## Information
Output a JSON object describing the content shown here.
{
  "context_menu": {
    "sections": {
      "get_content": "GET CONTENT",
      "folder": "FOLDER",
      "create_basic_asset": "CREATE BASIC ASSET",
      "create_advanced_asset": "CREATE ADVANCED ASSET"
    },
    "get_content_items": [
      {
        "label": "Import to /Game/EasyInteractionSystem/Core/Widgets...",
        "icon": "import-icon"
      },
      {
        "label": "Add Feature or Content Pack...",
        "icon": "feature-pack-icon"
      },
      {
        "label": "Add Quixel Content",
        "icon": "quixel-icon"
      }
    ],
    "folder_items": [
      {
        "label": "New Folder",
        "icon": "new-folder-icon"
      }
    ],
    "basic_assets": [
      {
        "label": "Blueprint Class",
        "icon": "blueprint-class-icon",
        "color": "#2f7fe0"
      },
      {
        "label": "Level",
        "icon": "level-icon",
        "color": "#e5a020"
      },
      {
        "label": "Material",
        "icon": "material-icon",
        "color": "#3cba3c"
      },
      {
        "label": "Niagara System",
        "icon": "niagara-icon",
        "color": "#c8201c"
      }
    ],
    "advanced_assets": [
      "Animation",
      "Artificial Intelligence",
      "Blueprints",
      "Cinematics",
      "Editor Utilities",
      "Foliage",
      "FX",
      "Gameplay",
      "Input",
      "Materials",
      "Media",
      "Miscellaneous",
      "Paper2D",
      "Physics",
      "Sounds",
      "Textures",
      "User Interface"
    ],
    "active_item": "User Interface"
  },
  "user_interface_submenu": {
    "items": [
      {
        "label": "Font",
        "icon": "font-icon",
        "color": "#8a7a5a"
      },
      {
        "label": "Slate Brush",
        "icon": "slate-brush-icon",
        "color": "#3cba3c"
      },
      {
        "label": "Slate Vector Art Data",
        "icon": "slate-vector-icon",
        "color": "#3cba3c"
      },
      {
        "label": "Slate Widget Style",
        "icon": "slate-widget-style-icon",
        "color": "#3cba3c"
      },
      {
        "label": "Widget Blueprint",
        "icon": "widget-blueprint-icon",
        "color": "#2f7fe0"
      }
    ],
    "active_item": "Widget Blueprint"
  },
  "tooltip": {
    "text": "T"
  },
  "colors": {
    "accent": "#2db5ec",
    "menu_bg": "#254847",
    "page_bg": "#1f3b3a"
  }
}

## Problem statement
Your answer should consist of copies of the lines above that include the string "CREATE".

## Exercise result
      "create_basic_asset": "CREATE BASIC ASSET",
      "create_advanced_asset": "CREATE ADVANCED ASSET"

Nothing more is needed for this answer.